Tree Cutting Plans Sparks Opposition - NBC 7 San Diego

Tree Cutting Plans Sparks Opposition



    Tree Cutting Plans Sparks Opposition
    Monica Dean

    Chain saws are buzzing in Scripps Ranch this week.
    The first of dozens of towering eucalyptus trees were cut down Monday because of safety concerns. Some residents, though, are saying that the trees wont go without a fight.

    Fifty-six trees slated to be cut down in a condo community called the Grove. More than half-dozen trees have fallen in the past few months, and the community's board of directors said they believe the trees to be a safety risk.

    Some residents, however, are outraged, and are posting signs and protesting.

    "This grove has withstood all kinds of inclement weather, and unfortunately, when one came down, that apparently panicked our board of directors," said Laurie Hamilton, who has called the Grove home for nearly 38 years

    Tree Cutting Plans Sparks Opposition

    [DGO] Tree Cutting Plans Sparks Opposition
    Chain saws are buzzing in Scripps Ranch this week.
    (Published Monday, Feb. 15, 2010)

    In December a giant eucalyptus tree crashed into one of complex's 146 units. No one was hurt. Some residents said they were concerned about their safety.

    "Yeah, it's pretty annoying how they're over there," resident James Lapay said about the protestors. "Save the trees?

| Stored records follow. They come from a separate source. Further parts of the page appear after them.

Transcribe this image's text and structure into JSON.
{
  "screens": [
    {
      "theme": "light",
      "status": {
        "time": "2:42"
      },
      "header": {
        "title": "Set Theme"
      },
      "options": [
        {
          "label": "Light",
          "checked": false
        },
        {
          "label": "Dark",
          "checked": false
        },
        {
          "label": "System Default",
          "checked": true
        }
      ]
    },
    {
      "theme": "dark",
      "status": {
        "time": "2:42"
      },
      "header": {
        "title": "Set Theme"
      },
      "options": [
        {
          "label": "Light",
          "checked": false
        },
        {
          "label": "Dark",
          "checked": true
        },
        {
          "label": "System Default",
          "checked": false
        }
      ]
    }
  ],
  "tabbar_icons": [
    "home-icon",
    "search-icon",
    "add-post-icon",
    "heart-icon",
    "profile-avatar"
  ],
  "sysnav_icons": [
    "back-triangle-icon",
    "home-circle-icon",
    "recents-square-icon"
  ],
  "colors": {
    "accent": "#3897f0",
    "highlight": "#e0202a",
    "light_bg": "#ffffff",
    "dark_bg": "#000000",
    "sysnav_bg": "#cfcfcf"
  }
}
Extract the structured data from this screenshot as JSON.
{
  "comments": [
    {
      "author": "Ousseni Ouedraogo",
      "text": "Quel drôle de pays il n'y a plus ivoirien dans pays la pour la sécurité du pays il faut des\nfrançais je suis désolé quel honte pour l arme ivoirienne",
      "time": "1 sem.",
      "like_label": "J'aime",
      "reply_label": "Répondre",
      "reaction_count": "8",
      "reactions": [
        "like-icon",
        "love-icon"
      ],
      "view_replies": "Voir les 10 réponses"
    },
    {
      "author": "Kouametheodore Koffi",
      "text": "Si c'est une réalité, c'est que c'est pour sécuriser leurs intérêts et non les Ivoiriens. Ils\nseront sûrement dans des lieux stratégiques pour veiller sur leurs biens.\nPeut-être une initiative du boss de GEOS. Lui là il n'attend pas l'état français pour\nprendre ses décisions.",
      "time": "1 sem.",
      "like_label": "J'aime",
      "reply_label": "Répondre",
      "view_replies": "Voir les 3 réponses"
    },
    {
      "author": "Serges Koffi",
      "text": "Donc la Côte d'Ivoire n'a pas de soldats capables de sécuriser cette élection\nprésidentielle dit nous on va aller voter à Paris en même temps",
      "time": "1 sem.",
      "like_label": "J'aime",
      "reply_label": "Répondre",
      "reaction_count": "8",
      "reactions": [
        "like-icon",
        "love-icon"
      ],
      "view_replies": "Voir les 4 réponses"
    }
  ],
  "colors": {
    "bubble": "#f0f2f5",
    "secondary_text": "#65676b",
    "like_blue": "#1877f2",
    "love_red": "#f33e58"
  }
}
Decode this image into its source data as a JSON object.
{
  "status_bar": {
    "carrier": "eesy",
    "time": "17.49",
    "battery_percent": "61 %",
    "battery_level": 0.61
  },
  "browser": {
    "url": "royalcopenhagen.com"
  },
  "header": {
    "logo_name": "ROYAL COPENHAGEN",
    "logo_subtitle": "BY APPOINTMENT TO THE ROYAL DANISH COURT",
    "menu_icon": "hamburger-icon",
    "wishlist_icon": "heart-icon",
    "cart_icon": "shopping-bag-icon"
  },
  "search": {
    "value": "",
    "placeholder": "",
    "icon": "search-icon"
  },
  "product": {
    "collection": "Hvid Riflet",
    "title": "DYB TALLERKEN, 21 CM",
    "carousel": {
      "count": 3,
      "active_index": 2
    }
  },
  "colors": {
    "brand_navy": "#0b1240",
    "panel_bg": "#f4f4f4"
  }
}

How about save the people from getting hit by the trees."

    In a letter to homeowners, the board said that a vast quantity of trees need to be removed to keep property and residents safe.

    "A few times already they've fallen in the alley way over there," Lapay said. "They fell on a condo over there, and imagine if it goes through the condo and kills some kids."

    Critics, though, are arguing that the designation more than 200 trees for removal is excessive.

    "There are probably 8 or 10 trees we agree should come down, but not 208," Scripps Ranch resident Robert Bacon said. "That's half the whole grove!"

    Crews said the job will take all week and may require the use of a crane to help remove some of the larger trees.

    For their part, protesters said they're going to try for an injunction to stop the cutting.